#### What you should do:
Once the pictures are removed, restate the data below word for word.

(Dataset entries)

□ □ □ □

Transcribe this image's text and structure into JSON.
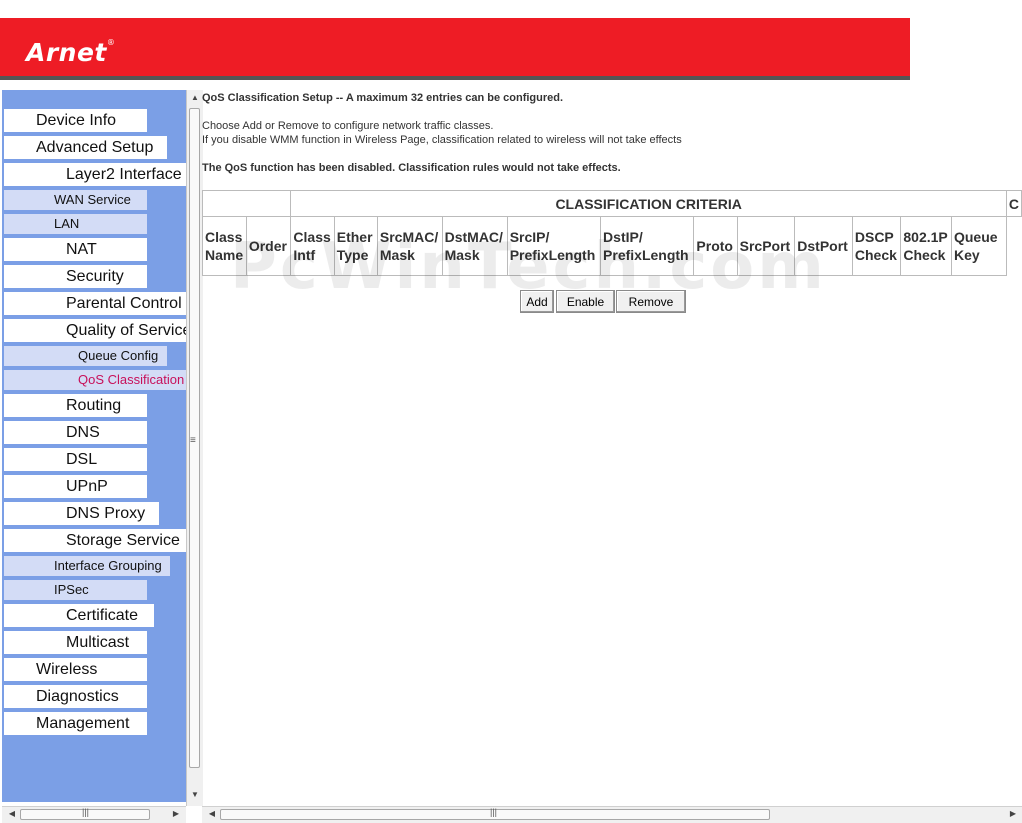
{
  "brand": {
    "logo_text": "Arnet",
    "logo_mark": "®"
  },
  "sidebar": {
    "items": [
      {
        "label": "Device Info"
      },
      {
        "label": "Advanced Setup"
      },
      {
        "label": "Layer2 Interface"
      },
      {
        "label": "WAN Service"
      },
      {
        "label": "LAN"
      },
      {
        "label": "NAT"
      },
      {
        "label": "Security"
      },
      {
        "label": "Parental Control"
      },
      {
        "label": "Quality of Service"
      },
      {
        "label": "Queue Config"
      },
      {
        "label": "QoS Classification"
      },
      {
        "label": "Routing"
      },
      {
        "label": "DNS"
      },
      {
        "label": "DSL"
      },
      {
        "label": "UPnP"
      },
      {
        "label": "DNS Proxy"
      },
      {
        "label": "Storage Service"
      },
      {
        "label": "Interface Grouping"
      },
      {
        "label": "IPSec"
      },
      {
        "label": "Certificate"
      },
      {
        "label": "Multicast"
      },
      {
        "label": "Wireless"
      },
      {
        "label": "Diagnostics"
      },
      {
        "label": "Management"
      }
    ]
  },
  "main": {
    "title": "QoS Classification Setup -- A maximum 32 entries can be configured.",
    "info_line1": "Choose Add or Remove to configure network traffic classes.",
    "info_line2": "If you disable WMM function in Wireless Page, classification related to wireless will not take effects",
    "warning": "The QoS function has been disabled. Classification rules would not take effects.",
    "watermark": "PcWinTech.com",
    "table": {
      "group_header": "CLASSIFICATION CRITERIA",
      "group_header_right": "C",
      "columns": [
        "Class Name",
        "Order",
        "Class Intf",
        "Ether Type",
        "SrcMAC/ Mask",
        "DstMAC/ Mask",
        "SrcIP/ PrefixLength",
        "DstIP/ PrefixLength",
        "Proto",
        "SrcPort",
        "DstPort",
        "DSCP Check",
        "802.1P Check",
        "Queue Key"
      ]
    },
    "buttons": {
      "add": "Add",
      "enable": "Enable",
      "remove": "Remove"
    }
  }
}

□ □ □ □

#### Written solution:
Transcribe this image's text and structure into JSON.
{
  "brand": {
    "logo_text": "Arnet",
    "logo_mark": "®"
  },
  "sidebar": {
    "items": [
      {
        "label": "Device Info"
      },
      {
        "label": "Advanced Setup"
      },
      {
        "label": "Layer2 Interface"
      },
      {
        "label": "WAN Service"
      },
      {
        "label": "LAN"
      },
      {
        "label": "NAT"
      },
      {
        "label": "Security"
      },
      {
        "label": "Parental Control"
      },
      {
        "label": "Quality of Service"
      },
      {
        "label": "Queue Config"
      },
      {
        "label": "QoS Classification"
      },
      {
        "label": "Routing"
      },
      {
        "label": "DNS"
      },
      {
        "label": "DSL"
      },
      {
        "label": "UPnP"
      },
      {
        "label": "DNS Proxy"
      },
      {
        "label": "Storage Service"
      },
      {
        "label": "Interface Grouping"
      },
      {
        "label": "IPSec"
      },
      {
        "label": "Certificate"
      },
      {
        "label": "Multicast"
      },
      {
        "label": "Wireless"
      },
      {
        "label": "Diagnostics"
      },
      {
        "label": "Management"
      }
    ]
  },
  "main": {
    "title": "QoS Classification Setup -- A maximum 32 entries can be configured.",
    "info_line1": "Choose Add or Remove to configure network traffic classes.",
    "info_line2": "If you disable WMM function in Wireless Page, classification related to wireless will not take effects",
    "warning": "The QoS function has been disabled. Classification rules would not take effects.",
    "watermark": "PcWinTech.com",
    "table": {
      "group_header": "CLASSIFICATION CRITERIA",
      "group_header_right": "C",
      "columns": [
        "Class Name",
        "Order",
        "Class Intf",
        "Ether Type",
        "SrcMAC/ Mask",
        "DstMAC/ Mask",
        "SrcIP/ PrefixLength",
        "DstIP/ PrefixLength",
        "Proto",
        "SrcPort",
        "DstPort",
        "DSCP Check",
        "802.1P Check",
        "Queue Key"
      ]
    },
    "buttons": {
      "add": "Add",
      "enable": "Enable",
      "remove": "Remove"
    }
  }
}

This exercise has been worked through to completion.